A strong case could be made that Rashomon deserves the top spot on this list, given its impact on the ambiguity of storytelling itself. But for me, no film better captures the idea that “we can’t ever really know what’s going on” than Joel and Ethan Coens’ A Serious Man, my personal favorite of their films. Many of the Coens’ films have ambiguous endings. And as I developed this list, I thought about including Raising Arizona (1987), Barton Fink (1991), No Country for Old Men (2007), and Inside Llewyn Davis (2013). However, A Serious Man ingrains their career’s central theme—people desperately searching for order in the universe, only to find that none exists—into a narrative about a professor hoping to understand his own misfortunes.
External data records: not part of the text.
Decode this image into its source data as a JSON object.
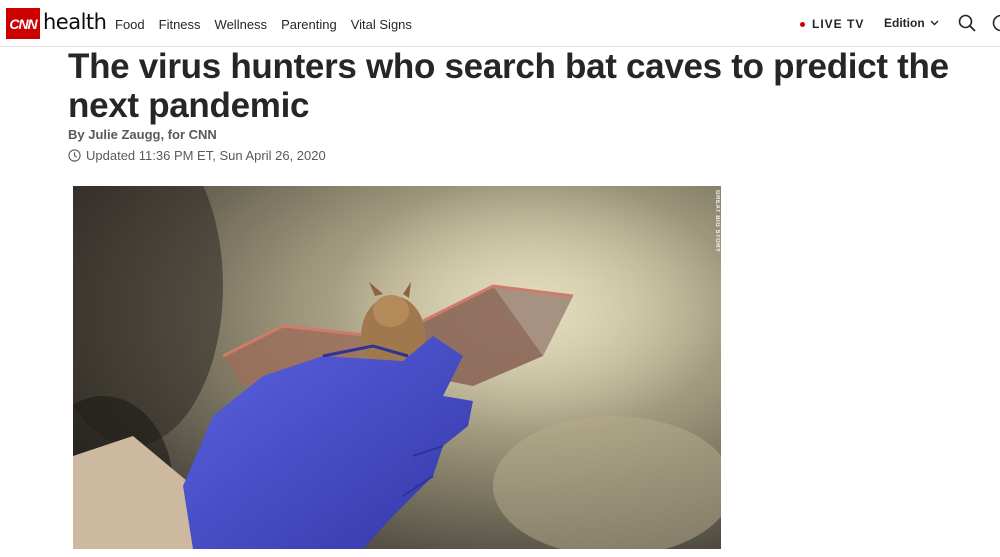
{
  "header": {
    "logo_text": "CNN",
    "section_title": "health",
    "nav": [
      "Food",
      "Fitness",
      "Wellness",
      "Parenting",
      "Vital Signs"
    ],
    "live_tv": "LIVE TV",
    "edition": "Edition",
    "live_color": "#cc0000"
  },
  "article": {
    "headline": "The virus hunters who search bat caves to predict the next pandemic",
    "byline": "By Julie Zaugg, for CNN",
    "updated": "Updated 11:36 PM ET, Sun April 26, 2020"
  },
  "video": {
    "credit": "GREAT BIG STORY",
    "play_icon": "play-icon"
  }
}
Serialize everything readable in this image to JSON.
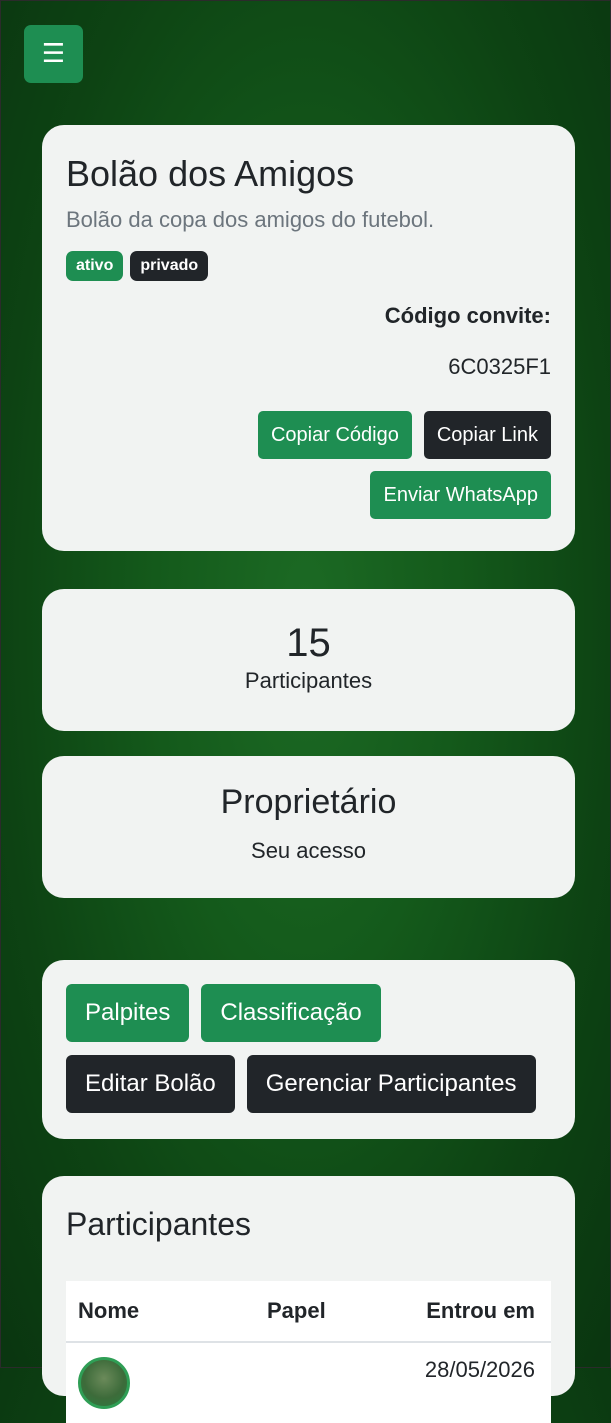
{
  "menu": {
    "icon": "menu-icon",
    "glyph": "☰"
  },
  "pool": {
    "title": "Bolão dos Amigos",
    "description": "Bolão da copa dos amigos do futebol.",
    "badges": [
      "ativo",
      "privado"
    ],
    "invite_label": "Código convite:",
    "invite_code": "6C0325F1",
    "buttons": {
      "copy_code": "Copiar Código",
      "copy_link": "Copiar Link",
      "whatsapp": "Enviar WhatsApp"
    }
  },
  "stats": {
    "participants_count": "15",
    "participants_label": "Participantes"
  },
  "role": {
    "title": "Proprietário",
    "subtitle": "Seu acesso"
  },
  "actions": {
    "predictions": "Palpites",
    "ranking": "Classificação",
    "edit_pool": "Editar Bolão",
    "manage_participants": "Gerenciar Participantes"
  },
  "participants": {
    "title": "Participantes",
    "columns": [
      "Nome",
      "Papel",
      "Entrou em"
    ],
    "rows": [
      {
        "name": "",
        "role": "",
        "joined": "28/05/2026"
      }
    ]
  },
  "colors": {
    "primary_green": "#1e8e52",
    "dark": "#212529",
    "card_bg": "#f1f3f2",
    "page_bg": "#145a1b"
  }
}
Michael Stuhlbarg plays Larry Gopnik, who teaches Heisenberg’s Uncertainty Principle to confused students and suffers like the character from the Book of Job. Larry’s life has come undone—with an impending divorce, tenure application, troublesome brother, delinquent son, and uncertain health—and he hopes to meet with a rabbi for answers. But the film teaches us that there’s no justice in the world, no order, and certainly nothing to suggest that there’s a plan. The Coens imply that the less we search for answers, the better, when the opening titles from Rashi read, “Receive with simplicity everything that happens to you.” Yet, Larry is incapable of that. And so, just as Larry’s problems seem to resolve themselves, the final chilling image of a tornado appears. You could say Larry’s last-minute lapse in morality incurred God’s wrath, or you could say the ending underscores the randomness of the universe. Either way, systems of thought like philosophy and religion can’t provide guarantees. It is the perfect ambiguous ending, reminding us all that our ends will be ambiguous.
(Note: This list was originally suggested on and posted to Patreon on December 15, 2021. Thanks to Martha for selecting this topic!)